#### Goal of the exercise:
Say how many lines in the listing below contain the word "your". Give the number alone.

━━ Dataset content ━━

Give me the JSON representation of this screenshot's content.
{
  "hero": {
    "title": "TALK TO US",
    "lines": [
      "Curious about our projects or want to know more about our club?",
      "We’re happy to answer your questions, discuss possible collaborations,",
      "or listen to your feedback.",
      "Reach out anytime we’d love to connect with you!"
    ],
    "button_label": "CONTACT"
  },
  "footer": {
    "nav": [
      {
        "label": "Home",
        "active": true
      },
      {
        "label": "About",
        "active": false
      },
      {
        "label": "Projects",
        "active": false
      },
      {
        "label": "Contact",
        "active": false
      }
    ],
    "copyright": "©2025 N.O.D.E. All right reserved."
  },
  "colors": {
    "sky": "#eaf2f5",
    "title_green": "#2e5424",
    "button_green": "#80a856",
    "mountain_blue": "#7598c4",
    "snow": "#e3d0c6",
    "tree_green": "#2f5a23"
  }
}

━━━

#### Result of this exercise:
2